» ASSIGNMENT
The copy you produce must repeat each record exactly and contain no pictures.

» DATA IN THIS EXERCISE

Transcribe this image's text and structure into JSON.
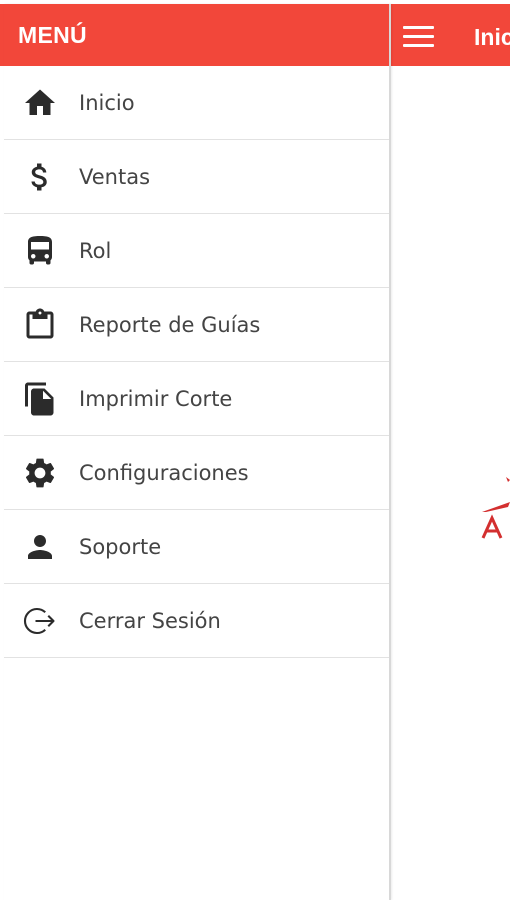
{
  "drawer": {
    "title": "MENÚ",
    "items": [
      {
        "label": "Inicio",
        "icon": "home-icon"
      },
      {
        "label": "Ventas",
        "icon": "dollar-icon"
      },
      {
        "label": "Rol",
        "icon": "bus-icon"
      },
      {
        "label": "Reporte de Guías",
        "icon": "clipboard-icon"
      },
      {
        "label": "Imprimir Corte",
        "icon": "document-icon"
      },
      {
        "label": "Configuraciones",
        "icon": "gear-icon"
      },
      {
        "label": "Soporte",
        "icon": "person-icon"
      },
      {
        "label": "Cerrar Sesión",
        "icon": "logout-icon"
      }
    ]
  },
  "header": {
    "title": "Inicio",
    "menu_icon": "hamburger-icon"
  },
  "colors": {
    "accent": "#f2473a",
    "icon": "#222222",
    "text": "#444444",
    "divider": "#e2e2e2"
  }
}
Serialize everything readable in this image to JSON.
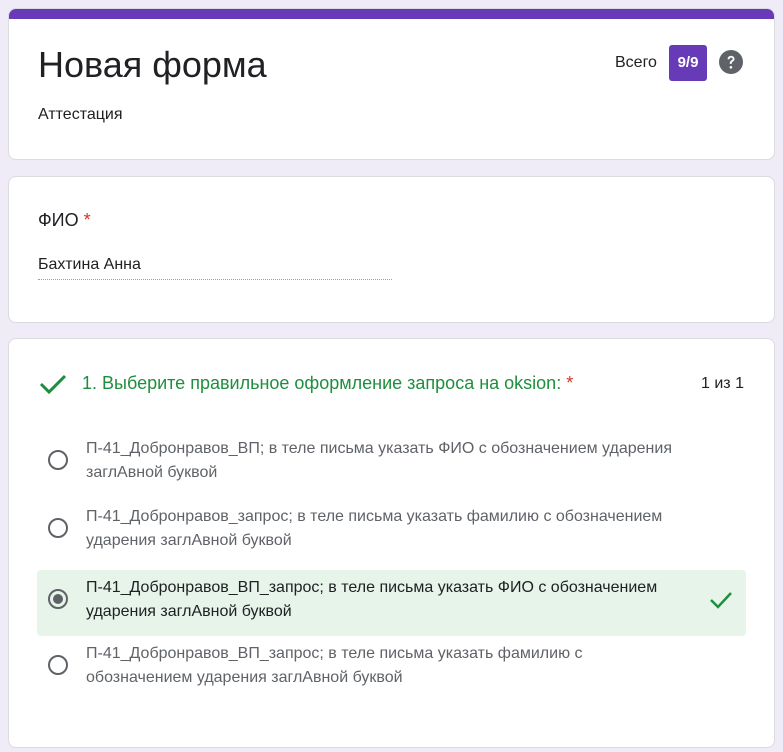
{
  "header": {
    "title": "Новая форма",
    "subtitle": "Аттестация",
    "score_label": "Всего",
    "score_value": "9/9",
    "accent_color": "#673ab7"
  },
  "fio": {
    "label": "ФИО",
    "required_mark": "*",
    "value": "Бахтина Анна"
  },
  "question": {
    "title": "1. Выберите правильное оформление запроса на oksion:",
    "required_mark": "*",
    "score": "1 из 1",
    "status_icon": "check-icon",
    "options": [
      {
        "label": "П-41_Добронравов_ВП; в теле письма указать ФИО с обозначением ударения заглАвной буквой",
        "selected": false
      },
      {
        "label": "П-41_Добронравов_запрос; в теле письма указать фамилию с обозначением ударения заглАвной буквой",
        "selected": false
      },
      {
        "label": "П-41_Добронравов_ВП_запрос; в теле письма указать ФИО с обозначением ударения заглАвной буквой",
        "selected": true,
        "correct": true
      },
      {
        "label": "П-41_Добронравов_ВП_запрос; в теле письма указать фамилию с обозначением ударения заглАвной буквой",
        "selected": false
      }
    ],
    "correct_color": "#1e8e3e"
  }
}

» RESPONSE TO THIS TASK
Transcribe this image's text and structure into JSON.
{
  "drawer": {
    "title": "MENÚ",
    "items": [
      {
        "label": "Inicio",
        "icon": "home-icon"
      },
      {
        "label": "Ventas",
        "icon": "dollar-icon"
      },
      {
        "label": "Rol",
        "icon": "bus-icon"
      },
      {
        "label": "Reporte de Guías",
        "icon": "clipboard-icon"
      },
      {
        "label": "Imprimir Corte",
        "icon": "document-icon"
      },
      {
        "label": "Configuraciones",
        "icon": "gear-icon"
      },
      {
        "label": "Soporte",
        "icon": "person-icon"
      },
      {
        "label": "Cerrar Sesión",
        "icon": "logout-icon"
      }
    ]
  },
  "header": {
    "title": "Inicio",
    "menu_icon": "hamburger-icon"
  },
  "colors": {
    "accent": "#f2473a",
    "icon": "#222222",
    "text": "#444444",
    "divider": "#e2e2e2"
  }
}
Serialize everything readable in this image to JSON.
{
  "header": {
    "title": "Новая форма",
    "subtitle": "Аттестация",
    "score_label": "Всего",
    "score_value": "9/9",
    "accent_color": "#673ab7"
  },
  "fio": {
    "label": "ФИО",
    "required_mark": "*",
    "value": "Бахтина Анна"
  },
  "question": {
    "title": "1. Выберите правильное оформление запроса на oksion:",
    "required_mark": "*",
    "score": "1 из 1",
    "status_icon": "check-icon",
    "options": [
      {
        "label": "П-41_Добронравов_ВП; в теле письма указать ФИО с обозначением ударения заглАвной буквой",
        "selected": false
      },
      {
        "label": "П-41_Добронравов_запрос; в теле письма указать фамилию с обозначением ударения заглАвной буквой",
        "selected": false
      },
      {
        "label": "П-41_Добронравов_ВП_запрос; в теле письма указать ФИО с обозначением ударения заглАвной буквой",
        "selected": true,
        "correct": true
      },
      {
        "label": "П-41_Добронравов_ВП_запрос; в теле письма указать фамилию с обозначением ударения заглАвной буквой",
        "selected": false
      }
    ],
    "correct_color": "#1e8e3e"
  }
}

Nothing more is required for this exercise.